**PROMPT:** Retype the data below verbatim; pictures do not belong in the copy.

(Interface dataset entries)
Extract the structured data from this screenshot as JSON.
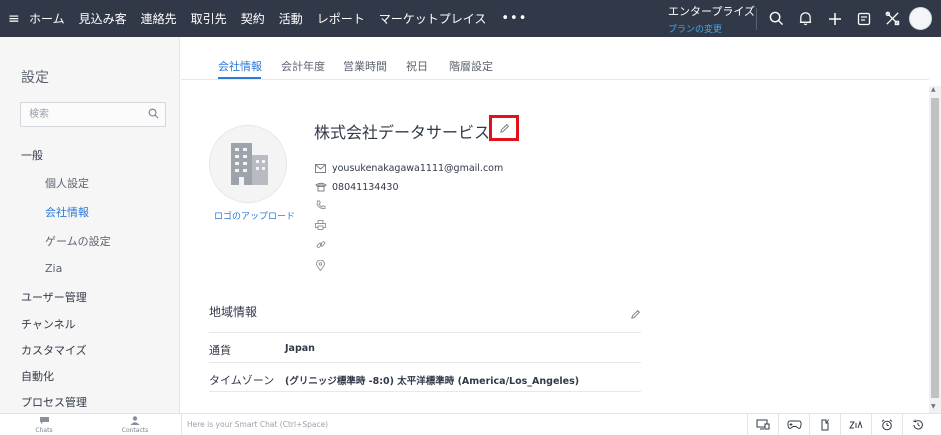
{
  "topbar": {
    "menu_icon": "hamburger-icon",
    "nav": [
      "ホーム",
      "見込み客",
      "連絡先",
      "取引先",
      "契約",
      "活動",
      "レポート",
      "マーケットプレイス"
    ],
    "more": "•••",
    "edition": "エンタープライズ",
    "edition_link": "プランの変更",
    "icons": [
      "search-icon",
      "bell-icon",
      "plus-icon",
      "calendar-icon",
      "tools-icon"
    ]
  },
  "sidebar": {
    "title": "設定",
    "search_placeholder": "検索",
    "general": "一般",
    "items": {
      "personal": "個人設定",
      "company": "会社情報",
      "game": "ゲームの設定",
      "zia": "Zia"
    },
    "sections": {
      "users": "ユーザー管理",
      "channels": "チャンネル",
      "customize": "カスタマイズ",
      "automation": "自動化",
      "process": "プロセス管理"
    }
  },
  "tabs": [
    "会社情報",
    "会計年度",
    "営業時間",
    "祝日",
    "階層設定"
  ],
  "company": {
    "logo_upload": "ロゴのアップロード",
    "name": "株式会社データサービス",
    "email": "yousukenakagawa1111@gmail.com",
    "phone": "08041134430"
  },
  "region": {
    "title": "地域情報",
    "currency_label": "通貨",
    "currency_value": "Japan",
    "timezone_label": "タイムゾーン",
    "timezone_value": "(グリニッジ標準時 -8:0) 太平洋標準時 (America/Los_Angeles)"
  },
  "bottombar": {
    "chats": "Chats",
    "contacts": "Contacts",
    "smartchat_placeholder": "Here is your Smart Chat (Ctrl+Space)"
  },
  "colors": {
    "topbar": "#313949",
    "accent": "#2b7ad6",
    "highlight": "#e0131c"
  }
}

**ANSWER BELOW:**
Extract the structured data from this screenshot as JSON.
{
  "topbar": {
    "menu_icon": "hamburger-icon",
    "nav": [
      "ホーム",
      "見込み客",
      "連絡先",
      "取引先",
      "契約",
      "活動",
      "レポート",
      "マーケットプレイス"
    ],
    "more": "•••",
    "edition": "エンタープライズ",
    "edition_link": "プランの変更",
    "icons": [
      "search-icon",
      "bell-icon",
      "plus-icon",
      "calendar-icon",
      "tools-icon"
    ]
  },
  "sidebar": {
    "title": "設定",
    "search_placeholder": "検索",
    "general": "一般",
    "items": {
      "personal": "個人設定",
      "company": "会社情報",
      "game": "ゲームの設定",
      "zia": "Zia"
    },
    "sections": {
      "users": "ユーザー管理",
      "channels": "チャンネル",
      "customize": "カスタマイズ",
      "automation": "自動化",
      "process": "プロセス管理"
    }
  },
  "tabs": [
    "会社情報",
    "会計年度",
    "営業時間",
    "祝日",
    "階層設定"
  ],
  "company": {
    "logo_upload": "ロゴのアップロード",
    "name": "株式会社データサービス",
    "email": "yousukenakagawa1111@gmail.com",
    "phone": "08041134430"
  },
  "region": {
    "title": "地域情報",
    "currency_label": "通貨",
    "currency_value": "Japan",
    "timezone_label": "タイムゾーン",
    "timezone_value": "(グリニッジ標準時 -8:0) 太平洋標準時 (America/Los_Angeles)"
  },
  "bottombar": {
    "chats": "Chats",
    "contacts": "Contacts",
    "smartchat_placeholder": "Here is your Smart Chat (Ctrl+Space)"
  },
  "colors": {
    "topbar": "#313949",
    "accent": "#2b7ad6",
    "highlight": "#e0131c"
  }
}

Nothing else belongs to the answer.